If you hate going to the dentist, you’re not alone. Dental fear and phobia is a real thing and can make even thinking about going to the dentist scary. But, what about when you want to go to the dentist but can’t make a checkup a reality because you can’t afford it, can’t get to the dentist or there’s a lack of dental care options where you live?

All of these situations are a reality for many people across the nation, according to a new report from WalletHub.

The U.S. Centers for Disease Control and Prevention reports that 36 percent of adult Americans have gone 12 months without seeing a dentist – whether as a result of dental fear, wanting to save money, a lack of access to care or concerns over affordability.

But, skipping the dentist can be even more costly than the price of a checkup.

“When you miss a checkup, issues you may have are not being addressed, which means the potential for serious problems to develop,” said Dr. Ettienne van Zyl, a Rogers, Arkansas, dentist.

It’s not just cavities you’re at risk for; when conditions such as gum disease or tooth decay are untreated, other health conditions such as endocarditis (inflammation of the lining of the heart muscle), diabetes and stroke can occur.

Additional risks include the development of diabetes, Alzheimer’s, dementia, preterm labor and low birth weight in babies.

WalletHub’s report also revealed that whether individuals had access to fluoridated drinking water also made a significant difference in oral health.

“Fluoride plays an important role in strengthening the teeth against acid erosion and the bacteria that cause tooth decay,” van Zyl said.

As part of their report, WalletHub compared the 50 states and the District of Columbia in 26 key indicators of dental wellness. These factors included the cost of dental treatment and how people felt their oral health affected their quality of life.

The top state for oral health was Wisconsin, with a score of 75.69, followed by Illinois and Minnesota.

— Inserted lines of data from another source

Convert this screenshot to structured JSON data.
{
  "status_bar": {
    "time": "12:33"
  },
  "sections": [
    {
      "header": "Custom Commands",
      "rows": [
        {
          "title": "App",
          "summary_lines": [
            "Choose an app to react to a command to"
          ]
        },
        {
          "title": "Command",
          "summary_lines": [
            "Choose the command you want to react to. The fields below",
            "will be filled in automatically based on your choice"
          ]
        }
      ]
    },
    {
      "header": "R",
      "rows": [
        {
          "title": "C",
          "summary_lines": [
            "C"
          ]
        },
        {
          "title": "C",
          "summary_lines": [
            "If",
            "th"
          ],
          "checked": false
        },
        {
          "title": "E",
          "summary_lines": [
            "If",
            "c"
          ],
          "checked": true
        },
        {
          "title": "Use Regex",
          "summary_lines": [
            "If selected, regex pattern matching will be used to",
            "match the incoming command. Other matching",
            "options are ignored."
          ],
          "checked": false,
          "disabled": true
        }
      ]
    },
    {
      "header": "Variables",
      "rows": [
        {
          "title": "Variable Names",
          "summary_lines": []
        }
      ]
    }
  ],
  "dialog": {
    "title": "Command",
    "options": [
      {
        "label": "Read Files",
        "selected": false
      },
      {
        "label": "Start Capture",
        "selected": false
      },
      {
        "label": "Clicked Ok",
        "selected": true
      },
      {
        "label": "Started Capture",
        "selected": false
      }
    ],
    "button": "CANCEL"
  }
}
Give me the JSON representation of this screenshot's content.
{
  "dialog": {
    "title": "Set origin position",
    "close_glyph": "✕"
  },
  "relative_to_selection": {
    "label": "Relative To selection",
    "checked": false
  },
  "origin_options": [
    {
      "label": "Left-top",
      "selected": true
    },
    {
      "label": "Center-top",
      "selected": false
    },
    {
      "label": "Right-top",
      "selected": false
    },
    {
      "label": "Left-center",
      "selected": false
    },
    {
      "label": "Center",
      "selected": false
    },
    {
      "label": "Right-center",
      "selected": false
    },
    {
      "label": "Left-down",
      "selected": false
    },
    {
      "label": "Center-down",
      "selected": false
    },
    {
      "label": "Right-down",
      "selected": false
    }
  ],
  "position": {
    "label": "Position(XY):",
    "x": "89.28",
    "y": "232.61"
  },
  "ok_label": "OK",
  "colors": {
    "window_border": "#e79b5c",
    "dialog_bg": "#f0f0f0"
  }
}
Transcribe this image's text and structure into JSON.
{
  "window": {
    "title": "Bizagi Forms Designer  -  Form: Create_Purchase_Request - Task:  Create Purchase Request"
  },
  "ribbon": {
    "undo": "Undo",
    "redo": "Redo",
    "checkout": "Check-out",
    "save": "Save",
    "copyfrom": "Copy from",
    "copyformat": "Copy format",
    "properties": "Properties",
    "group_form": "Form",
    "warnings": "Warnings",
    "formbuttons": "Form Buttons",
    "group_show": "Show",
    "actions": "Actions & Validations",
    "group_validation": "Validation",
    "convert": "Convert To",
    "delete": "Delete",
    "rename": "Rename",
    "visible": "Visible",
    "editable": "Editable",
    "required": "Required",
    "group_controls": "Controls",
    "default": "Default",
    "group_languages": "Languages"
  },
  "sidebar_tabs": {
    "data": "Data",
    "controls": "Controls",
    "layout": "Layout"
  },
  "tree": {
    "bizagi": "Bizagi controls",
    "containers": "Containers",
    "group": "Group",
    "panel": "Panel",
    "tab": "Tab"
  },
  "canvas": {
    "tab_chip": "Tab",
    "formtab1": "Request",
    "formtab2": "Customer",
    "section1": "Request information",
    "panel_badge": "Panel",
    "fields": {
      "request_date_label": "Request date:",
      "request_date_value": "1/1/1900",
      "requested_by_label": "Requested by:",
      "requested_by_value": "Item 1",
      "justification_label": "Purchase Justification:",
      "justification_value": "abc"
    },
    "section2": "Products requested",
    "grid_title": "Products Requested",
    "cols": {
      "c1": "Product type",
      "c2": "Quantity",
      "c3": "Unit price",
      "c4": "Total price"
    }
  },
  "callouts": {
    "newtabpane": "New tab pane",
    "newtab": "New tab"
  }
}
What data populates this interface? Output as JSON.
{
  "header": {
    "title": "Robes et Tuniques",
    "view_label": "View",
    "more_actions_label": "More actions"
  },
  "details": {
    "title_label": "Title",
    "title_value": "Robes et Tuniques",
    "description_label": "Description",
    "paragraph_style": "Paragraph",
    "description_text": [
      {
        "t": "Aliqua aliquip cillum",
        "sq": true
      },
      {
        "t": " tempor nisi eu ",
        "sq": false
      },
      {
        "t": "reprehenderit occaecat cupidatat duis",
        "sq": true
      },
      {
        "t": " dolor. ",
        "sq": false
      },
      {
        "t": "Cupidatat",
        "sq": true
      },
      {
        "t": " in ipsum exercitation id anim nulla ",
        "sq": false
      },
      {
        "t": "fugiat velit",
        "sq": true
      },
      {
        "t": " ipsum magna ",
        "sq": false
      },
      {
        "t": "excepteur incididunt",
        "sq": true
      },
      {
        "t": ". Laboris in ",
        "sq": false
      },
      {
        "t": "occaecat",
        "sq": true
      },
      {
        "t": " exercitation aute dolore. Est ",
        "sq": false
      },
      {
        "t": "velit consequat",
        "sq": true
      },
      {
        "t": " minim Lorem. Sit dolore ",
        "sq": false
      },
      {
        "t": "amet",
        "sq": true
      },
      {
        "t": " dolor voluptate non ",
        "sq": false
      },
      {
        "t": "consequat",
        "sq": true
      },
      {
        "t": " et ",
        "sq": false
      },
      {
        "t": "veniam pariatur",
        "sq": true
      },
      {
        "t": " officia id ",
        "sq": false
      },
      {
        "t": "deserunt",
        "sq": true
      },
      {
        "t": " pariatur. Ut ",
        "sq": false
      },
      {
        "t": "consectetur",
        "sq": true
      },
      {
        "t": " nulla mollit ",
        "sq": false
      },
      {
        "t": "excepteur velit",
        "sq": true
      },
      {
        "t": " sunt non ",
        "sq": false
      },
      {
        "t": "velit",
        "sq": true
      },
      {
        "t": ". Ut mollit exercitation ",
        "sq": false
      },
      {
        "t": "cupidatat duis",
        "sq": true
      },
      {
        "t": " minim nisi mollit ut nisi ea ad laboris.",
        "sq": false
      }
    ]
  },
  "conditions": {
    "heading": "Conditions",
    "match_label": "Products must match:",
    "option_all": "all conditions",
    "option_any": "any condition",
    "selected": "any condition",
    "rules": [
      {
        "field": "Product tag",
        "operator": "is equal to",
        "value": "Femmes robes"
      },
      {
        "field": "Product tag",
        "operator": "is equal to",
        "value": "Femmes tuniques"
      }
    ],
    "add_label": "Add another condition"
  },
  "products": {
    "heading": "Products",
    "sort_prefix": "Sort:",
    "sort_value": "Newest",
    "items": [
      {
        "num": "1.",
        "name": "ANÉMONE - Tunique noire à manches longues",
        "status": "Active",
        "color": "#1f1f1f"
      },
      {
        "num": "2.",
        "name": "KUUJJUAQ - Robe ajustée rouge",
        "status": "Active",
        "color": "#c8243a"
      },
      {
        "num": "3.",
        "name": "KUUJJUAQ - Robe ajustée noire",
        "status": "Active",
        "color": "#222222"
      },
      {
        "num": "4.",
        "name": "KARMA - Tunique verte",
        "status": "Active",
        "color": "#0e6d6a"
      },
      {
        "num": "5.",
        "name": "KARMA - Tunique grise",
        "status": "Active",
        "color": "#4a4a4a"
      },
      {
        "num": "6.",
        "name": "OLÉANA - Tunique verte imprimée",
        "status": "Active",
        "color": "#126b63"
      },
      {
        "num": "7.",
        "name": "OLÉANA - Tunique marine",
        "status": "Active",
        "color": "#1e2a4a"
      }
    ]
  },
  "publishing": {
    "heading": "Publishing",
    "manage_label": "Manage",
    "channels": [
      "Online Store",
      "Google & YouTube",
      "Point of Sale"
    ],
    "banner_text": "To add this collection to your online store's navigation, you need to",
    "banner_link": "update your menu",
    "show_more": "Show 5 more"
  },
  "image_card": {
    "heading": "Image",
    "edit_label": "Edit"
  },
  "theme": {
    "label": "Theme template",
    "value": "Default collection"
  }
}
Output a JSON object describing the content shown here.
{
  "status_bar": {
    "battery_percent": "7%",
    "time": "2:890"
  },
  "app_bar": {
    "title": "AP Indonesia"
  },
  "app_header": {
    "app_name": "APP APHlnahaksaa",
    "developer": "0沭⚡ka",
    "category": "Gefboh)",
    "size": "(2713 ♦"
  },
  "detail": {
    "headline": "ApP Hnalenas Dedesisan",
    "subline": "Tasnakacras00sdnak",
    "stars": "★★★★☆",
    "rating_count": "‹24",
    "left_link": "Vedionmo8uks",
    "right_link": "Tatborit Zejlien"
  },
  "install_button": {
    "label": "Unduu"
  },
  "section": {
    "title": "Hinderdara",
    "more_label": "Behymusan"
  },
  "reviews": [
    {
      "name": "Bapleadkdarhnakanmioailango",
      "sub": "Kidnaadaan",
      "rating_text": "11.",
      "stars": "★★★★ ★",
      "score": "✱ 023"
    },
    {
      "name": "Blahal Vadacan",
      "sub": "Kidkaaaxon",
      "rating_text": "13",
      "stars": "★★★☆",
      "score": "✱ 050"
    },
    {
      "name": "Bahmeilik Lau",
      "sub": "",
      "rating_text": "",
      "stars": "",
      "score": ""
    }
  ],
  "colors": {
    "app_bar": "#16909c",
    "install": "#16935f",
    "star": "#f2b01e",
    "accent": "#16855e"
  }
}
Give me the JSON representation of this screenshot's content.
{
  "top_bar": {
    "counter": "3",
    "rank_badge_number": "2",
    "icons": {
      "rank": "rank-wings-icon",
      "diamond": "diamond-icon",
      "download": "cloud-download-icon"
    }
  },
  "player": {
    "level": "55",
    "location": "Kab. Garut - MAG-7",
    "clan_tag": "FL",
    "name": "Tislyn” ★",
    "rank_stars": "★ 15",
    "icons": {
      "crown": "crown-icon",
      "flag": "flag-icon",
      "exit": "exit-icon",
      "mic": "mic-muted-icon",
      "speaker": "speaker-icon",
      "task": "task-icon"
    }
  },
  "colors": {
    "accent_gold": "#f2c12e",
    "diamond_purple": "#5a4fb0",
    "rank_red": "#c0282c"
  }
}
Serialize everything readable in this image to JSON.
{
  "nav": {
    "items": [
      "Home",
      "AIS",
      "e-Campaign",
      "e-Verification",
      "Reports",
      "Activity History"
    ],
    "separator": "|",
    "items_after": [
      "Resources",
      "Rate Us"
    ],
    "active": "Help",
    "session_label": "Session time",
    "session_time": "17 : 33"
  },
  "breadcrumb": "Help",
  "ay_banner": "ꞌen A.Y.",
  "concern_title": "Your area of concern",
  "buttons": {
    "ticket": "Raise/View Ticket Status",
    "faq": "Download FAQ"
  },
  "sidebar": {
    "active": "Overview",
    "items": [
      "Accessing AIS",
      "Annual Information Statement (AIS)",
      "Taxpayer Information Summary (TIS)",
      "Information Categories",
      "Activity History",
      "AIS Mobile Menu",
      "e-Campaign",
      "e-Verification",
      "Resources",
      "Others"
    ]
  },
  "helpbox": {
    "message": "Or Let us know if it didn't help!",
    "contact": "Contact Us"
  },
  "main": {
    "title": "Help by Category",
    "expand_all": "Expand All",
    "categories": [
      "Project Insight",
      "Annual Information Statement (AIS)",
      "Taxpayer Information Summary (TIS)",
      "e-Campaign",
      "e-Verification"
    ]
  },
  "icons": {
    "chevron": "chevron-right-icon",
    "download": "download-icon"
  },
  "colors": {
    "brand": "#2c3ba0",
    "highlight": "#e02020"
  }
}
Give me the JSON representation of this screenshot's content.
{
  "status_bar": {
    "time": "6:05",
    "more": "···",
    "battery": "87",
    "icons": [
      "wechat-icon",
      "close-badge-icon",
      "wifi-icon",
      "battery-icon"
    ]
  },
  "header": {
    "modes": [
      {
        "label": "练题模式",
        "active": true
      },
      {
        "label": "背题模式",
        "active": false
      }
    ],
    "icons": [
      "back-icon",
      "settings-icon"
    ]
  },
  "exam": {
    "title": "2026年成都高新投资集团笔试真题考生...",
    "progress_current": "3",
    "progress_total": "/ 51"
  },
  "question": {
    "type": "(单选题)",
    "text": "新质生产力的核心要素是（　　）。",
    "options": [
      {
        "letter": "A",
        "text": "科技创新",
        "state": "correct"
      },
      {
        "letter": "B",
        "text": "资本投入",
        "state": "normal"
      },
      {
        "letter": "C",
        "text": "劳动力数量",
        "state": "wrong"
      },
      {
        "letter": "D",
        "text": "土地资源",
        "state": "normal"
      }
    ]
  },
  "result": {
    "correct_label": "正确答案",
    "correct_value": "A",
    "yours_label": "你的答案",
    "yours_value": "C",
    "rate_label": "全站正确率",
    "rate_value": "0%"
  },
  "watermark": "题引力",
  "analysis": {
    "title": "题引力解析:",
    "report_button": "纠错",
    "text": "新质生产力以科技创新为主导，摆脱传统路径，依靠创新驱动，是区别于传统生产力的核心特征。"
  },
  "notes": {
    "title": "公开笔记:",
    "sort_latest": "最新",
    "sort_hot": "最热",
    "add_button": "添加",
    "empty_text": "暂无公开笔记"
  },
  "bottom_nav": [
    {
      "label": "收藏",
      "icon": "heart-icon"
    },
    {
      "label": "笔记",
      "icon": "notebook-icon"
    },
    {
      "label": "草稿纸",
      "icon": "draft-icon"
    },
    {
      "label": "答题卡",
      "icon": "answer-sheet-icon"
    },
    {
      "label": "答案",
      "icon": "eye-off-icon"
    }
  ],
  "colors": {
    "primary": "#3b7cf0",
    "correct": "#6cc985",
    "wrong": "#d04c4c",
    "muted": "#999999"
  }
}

Arkansas ranked No. 50 out of 51, with a score of 34.63

Mississippi was last on the list with a score of 33.74.

Source: WalletHub. 2020’s States with the Best & Worst Dental Health. 6 February 2020.